_EXERCISE DESCRIPTION_. Below are the records; copy out every line that holds the word "price".
---*---
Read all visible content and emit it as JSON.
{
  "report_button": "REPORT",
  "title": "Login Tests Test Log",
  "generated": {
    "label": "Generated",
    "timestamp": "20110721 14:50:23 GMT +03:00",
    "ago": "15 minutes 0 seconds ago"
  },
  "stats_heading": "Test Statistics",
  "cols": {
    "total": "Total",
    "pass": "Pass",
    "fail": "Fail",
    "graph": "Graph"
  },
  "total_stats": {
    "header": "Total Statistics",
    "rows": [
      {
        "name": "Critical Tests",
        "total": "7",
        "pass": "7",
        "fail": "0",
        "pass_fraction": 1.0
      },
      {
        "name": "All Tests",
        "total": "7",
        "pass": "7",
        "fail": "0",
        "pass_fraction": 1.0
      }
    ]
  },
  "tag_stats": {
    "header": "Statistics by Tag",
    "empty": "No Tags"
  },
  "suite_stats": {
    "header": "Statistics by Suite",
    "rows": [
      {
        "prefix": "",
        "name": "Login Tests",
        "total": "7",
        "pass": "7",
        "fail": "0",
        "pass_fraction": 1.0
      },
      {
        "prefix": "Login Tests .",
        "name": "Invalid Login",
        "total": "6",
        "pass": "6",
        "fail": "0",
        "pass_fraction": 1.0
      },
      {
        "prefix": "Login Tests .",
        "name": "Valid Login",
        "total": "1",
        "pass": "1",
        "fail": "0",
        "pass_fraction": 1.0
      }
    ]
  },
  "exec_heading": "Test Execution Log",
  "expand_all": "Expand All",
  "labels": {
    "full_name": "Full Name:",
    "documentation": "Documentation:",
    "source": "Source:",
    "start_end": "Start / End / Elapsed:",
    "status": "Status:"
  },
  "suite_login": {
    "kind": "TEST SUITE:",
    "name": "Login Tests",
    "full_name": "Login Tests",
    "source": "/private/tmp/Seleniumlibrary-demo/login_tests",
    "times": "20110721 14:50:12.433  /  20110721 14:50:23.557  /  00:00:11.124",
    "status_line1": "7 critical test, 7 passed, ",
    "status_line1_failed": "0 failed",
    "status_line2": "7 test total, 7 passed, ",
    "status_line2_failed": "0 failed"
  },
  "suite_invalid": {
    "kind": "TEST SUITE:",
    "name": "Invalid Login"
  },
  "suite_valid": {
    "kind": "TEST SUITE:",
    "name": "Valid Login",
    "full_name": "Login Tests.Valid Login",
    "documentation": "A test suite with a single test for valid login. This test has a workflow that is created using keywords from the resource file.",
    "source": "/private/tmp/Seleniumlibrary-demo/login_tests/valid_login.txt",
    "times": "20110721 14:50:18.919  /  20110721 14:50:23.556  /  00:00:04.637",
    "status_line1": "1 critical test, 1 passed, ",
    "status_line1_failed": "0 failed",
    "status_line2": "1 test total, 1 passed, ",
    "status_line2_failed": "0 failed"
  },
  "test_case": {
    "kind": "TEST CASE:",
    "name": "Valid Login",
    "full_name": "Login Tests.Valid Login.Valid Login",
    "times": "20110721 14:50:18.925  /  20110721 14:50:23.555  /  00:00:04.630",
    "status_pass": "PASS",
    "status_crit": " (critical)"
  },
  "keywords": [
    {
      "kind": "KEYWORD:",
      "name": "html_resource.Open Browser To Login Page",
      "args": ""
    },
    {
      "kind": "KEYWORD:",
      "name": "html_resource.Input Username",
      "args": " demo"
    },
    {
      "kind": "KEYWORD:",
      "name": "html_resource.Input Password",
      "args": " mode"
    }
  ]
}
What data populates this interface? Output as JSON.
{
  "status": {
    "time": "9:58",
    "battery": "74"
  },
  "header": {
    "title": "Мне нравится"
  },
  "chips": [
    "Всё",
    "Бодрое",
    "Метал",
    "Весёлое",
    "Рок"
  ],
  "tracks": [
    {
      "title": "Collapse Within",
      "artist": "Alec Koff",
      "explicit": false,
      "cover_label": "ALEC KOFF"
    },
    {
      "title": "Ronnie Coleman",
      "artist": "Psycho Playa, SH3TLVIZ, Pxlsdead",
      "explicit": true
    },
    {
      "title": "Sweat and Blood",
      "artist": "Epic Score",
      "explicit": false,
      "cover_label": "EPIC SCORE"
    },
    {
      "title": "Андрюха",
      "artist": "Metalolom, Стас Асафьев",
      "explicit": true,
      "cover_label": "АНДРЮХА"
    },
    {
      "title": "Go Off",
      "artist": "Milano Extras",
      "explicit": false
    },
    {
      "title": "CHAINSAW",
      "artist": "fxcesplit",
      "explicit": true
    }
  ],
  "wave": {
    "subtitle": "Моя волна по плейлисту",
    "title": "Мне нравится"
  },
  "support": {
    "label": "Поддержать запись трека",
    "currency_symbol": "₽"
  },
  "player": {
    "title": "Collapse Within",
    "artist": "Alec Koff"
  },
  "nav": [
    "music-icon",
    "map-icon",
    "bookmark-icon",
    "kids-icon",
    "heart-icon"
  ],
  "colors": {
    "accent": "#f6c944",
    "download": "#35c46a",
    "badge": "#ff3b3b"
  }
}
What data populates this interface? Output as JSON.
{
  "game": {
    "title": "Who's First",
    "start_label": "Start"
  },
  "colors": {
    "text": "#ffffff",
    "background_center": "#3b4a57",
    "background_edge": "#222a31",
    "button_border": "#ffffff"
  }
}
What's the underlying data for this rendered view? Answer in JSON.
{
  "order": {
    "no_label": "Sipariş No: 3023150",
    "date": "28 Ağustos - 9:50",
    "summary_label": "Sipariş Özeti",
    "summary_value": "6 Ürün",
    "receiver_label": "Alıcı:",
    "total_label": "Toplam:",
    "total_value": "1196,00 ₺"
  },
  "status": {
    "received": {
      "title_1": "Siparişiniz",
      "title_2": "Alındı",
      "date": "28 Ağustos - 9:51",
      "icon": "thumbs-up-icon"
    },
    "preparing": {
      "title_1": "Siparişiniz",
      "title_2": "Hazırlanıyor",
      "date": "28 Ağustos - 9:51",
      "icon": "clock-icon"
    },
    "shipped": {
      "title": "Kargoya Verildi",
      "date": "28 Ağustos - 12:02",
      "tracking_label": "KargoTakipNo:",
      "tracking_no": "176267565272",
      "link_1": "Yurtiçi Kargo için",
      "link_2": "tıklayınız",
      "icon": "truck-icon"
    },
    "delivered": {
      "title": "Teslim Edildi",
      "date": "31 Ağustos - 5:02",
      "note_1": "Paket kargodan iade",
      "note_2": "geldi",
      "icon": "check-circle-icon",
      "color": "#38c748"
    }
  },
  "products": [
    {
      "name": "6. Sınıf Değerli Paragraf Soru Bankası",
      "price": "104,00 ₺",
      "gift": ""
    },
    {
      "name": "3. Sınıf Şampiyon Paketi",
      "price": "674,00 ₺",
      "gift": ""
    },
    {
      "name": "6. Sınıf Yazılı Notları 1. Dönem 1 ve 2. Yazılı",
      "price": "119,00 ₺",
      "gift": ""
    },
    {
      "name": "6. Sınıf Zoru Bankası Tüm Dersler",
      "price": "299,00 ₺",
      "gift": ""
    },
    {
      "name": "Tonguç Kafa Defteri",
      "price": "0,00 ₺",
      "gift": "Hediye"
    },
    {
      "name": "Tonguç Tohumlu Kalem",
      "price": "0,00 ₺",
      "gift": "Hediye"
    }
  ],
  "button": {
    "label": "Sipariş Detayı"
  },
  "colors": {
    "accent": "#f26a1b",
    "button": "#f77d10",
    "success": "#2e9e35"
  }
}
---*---
_SOLVED EXERCISE_.
      "price": "104,00 ₺",
      "price": "674,00 ₺",
      "price": "119,00 ₺",
      "price": "299,00 ₺",
      "price": "0,00 ₺",
      "price": "0,00 ₺",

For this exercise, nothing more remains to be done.